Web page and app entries
[Start of Attachment]

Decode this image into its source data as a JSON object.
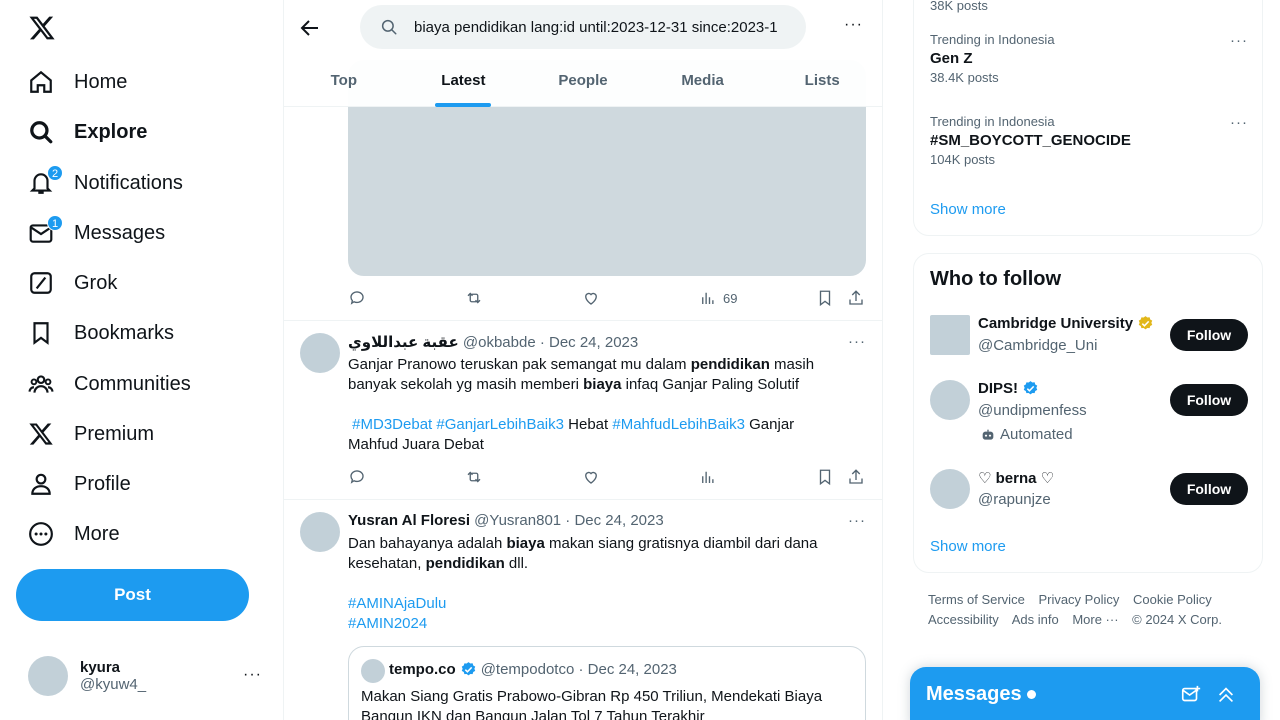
{
  "nav": {
    "items": [
      {
        "label": "Home",
        "icon": "home-icon"
      },
      {
        "label": "Explore",
        "icon": "search-icon"
      },
      {
        "label": "Notifications",
        "icon": "bell-icon",
        "badge": "2"
      },
      {
        "label": "Messages",
        "icon": "mail-icon",
        "badge": "1"
      },
      {
        "label": "Grok",
        "icon": "grok-icon"
      },
      {
        "label": "Bookmarks",
        "icon": "bookmark-icon"
      },
      {
        "label": "Communities",
        "icon": "people-icon"
      },
      {
        "label": "Premium",
        "icon": "x-logo-icon"
      },
      {
        "label": "Profile",
        "icon": "person-icon"
      },
      {
        "label": "More",
        "icon": "more-circle-icon"
      }
    ],
    "post_label": "Post",
    "account": {
      "name": "kyura",
      "handle": "@kyuw4_"
    }
  },
  "search": {
    "query": "biaya pendidikan lang:id until:2023-12-31 since:2023-1",
    "tabs": [
      "Top",
      "Latest",
      "People",
      "Media",
      "Lists"
    ],
    "active_tab": "Latest"
  },
  "first_tweet_actions": {
    "views": "69"
  },
  "tweets": [
    {
      "name": "عقبة عبداللاوي",
      "handle": "@okbabde",
      "date": "Dec 24, 2023",
      "body_parts": {
        "p1": "Ganjar Pranowo teruskan pak semangat mu dalam ",
        "b1": "pendidikan",
        "p2": " masih banyak sekolah yg masih memberi ",
        "b2": "biaya",
        "p3": " infaq Ganjar Paling Solutif",
        "t1": "#MD3Debat",
        "t2": "#GanjarLebihBaik3",
        "p4": " Hebat ",
        "t3": "#MahfudLebihBaik3",
        "p5": " Ganjar Mahfud Juara Debat"
      }
    },
    {
      "name": "Yusran Al Floresi",
      "handle": "@Yusran801",
      "date": "Dec 24, 2023",
      "body_parts": {
        "p1": "Dan bahayanya adalah ",
        "b1": "biaya",
        "p2": " makan siang gratisnya diambil dari dana kesehatan, ",
        "b2": "pendidikan",
        "p3": " dll.",
        "t1": "#AMINAjaDulu",
        "t2": "#AMIN2024"
      },
      "quote": {
        "name": "tempo.co",
        "handle": "@tempodotco",
        "date": "Dec 24, 2023",
        "text": "Makan Siang Gratis Prabowo-Gibran Rp 450 Triliun, Mendekati Biaya Bangun IKN dan Bangun Jalan Tol 7 Tahun Terakhir"
      }
    }
  ],
  "trends": {
    "top_count": "38K posts",
    "items": [
      {
        "context": "Trending in Indonesia",
        "title": "Gen Z",
        "count": "38.4K posts"
      },
      {
        "context": "Trending in Indonesia",
        "title": "#SM_BOYCOTT_GENOCIDE",
        "count": "104K posts"
      }
    ],
    "show_more": "Show more"
  },
  "who_to_follow": {
    "title": "Who to follow",
    "users": [
      {
        "name": "Cambridge University",
        "handle": "@Cambridge_Uni"
      },
      {
        "name": "DIPS!",
        "handle": "@undipmenfess",
        "label": "Automated"
      },
      {
        "name": "♡ berna ♡",
        "handle": "@rapunjze"
      }
    ],
    "follow_label": "Follow",
    "show_more": "Show more"
  },
  "footer": {
    "links": [
      "Terms of Service",
      "Privacy Policy",
      "Cookie Policy",
      "Accessibility",
      "Ads info",
      "More ···"
    ],
    "copyright": "© 2024 X Corp."
  },
  "messages_drawer": {
    "title": "Messages"
  },
  "colors": {
    "accent": "#1d9bf0",
    "text": "#0f1419",
    "muted": "#536471",
    "border": "#eff3f4"
  }
}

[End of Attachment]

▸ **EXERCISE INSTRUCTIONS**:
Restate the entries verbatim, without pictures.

▸ **YOUR RESPONSE**:
Decode this image into its source data as a JSON object.
{
  "nav": {
    "items": [
      {
        "label": "Home",
        "icon": "home-icon"
      },
      {
        "label": "Explore",
        "icon": "search-icon"
      },
      {
        "label": "Notifications",
        "icon": "bell-icon",
        "badge": "2"
      },
      {
        "label": "Messages",
        "icon": "mail-icon",
        "badge": "1"
      },
      {
        "label": "Grok",
        "icon": "grok-icon"
      },
      {
        "label": "Bookmarks",
        "icon": "bookmark-icon"
      },
      {
        "label": "Communities",
        "icon": "people-icon"
      },
      {
        "label": "Premium",
        "icon": "x-logo-icon"
      },
      {
        "label": "Profile",
        "icon": "person-icon"
      },
      {
        "label": "More",
        "icon": "more-circle-icon"
      }
    ],
    "post_label": "Post",
    "account": {
      "name": "kyura",
      "handle": "@kyuw4_"
    }
  },
  "search": {
    "query": "biaya pendidikan lang:id until:2023-12-31 since:2023-1",
    "tabs": [
      "Top",
      "Latest",
      "People",
      "Media",
      "Lists"
    ],
    "active_tab": "Latest"
  },
  "first_tweet_actions": {
    "views": "69"
  },
  "tweets": [
    {
      "name": "عقبة عبداللاوي",
      "handle": "@okbabde",
      "date": "Dec 24, 2023",
      "body_parts": {
        "p1": "Ganjar Pranowo teruskan pak semangat mu dalam ",
        "b1": "pendidikan",
        "p2": " masih banyak sekolah yg masih memberi ",
        "b2": "biaya",
        "p3": " infaq Ganjar Paling Solutif",
        "t1": "#MD3Debat",
        "t2": "#GanjarLebihBaik3",
        "p4": " Hebat ",
        "t3": "#MahfudLebihBaik3",
        "p5": " Ganjar Mahfud Juara Debat"
      }
    },
    {
      "name": "Yusran Al Floresi",
      "handle": "@Yusran801",
      "date": "Dec 24, 2023",
      "body_parts": {
        "p1": "Dan bahayanya adalah ",
        "b1": "biaya",
        "p2": " makan siang gratisnya diambil dari dana kesehatan, ",
        "b2": "pendidikan",
        "p3": " dll.",
        "t1": "#AMINAjaDulu",
        "t2": "#AMIN2024"
      },
      "quote": {
        "name": "tempo.co",
        "handle": "@tempodotco",
        "date": "Dec 24, 2023",
        "text": "Makan Siang Gratis Prabowo-Gibran Rp 450 Triliun, Mendekati Biaya Bangun IKN dan Bangun Jalan Tol 7 Tahun Terakhir"
      }
    }
  ],
  "trends": {
    "top_count": "38K posts",
    "items": [
      {
        "context": "Trending in Indonesia",
        "title": "Gen Z",
        "count": "38.4K posts"
      },
      {
        "context": "Trending in Indonesia",
        "title": "#SM_BOYCOTT_GENOCIDE",
        "count": "104K posts"
      }
    ],
    "show_more": "Show more"
  },
  "who_to_follow": {
    "title": "Who to follow",
    "users": [
      {
        "name": "Cambridge University",
        "handle": "@Cambridge_Uni"
      },
      {
        "name": "DIPS!",
        "handle": "@undipmenfess",
        "label": "Automated"
      },
      {
        "name": "♡ berna ♡",
        "handle": "@rapunjze"
      }
    ],
    "follow_label": "Follow",
    "show_more": "Show more"
  },
  "footer": {
    "links": [
      "Terms of Service",
      "Privacy Policy",
      "Cookie Policy",
      "Accessibility",
      "Ads info",
      "More ···"
    ],
    "copyright": "© 2024 X Corp."
  },
  "messages_drawer": {
    "title": "Messages"
  },
  "colors": {
    "accent": "#1d9bf0",
    "text": "#0f1419",
    "muted": "#536471",
    "border": "#eff3f4"
  }
}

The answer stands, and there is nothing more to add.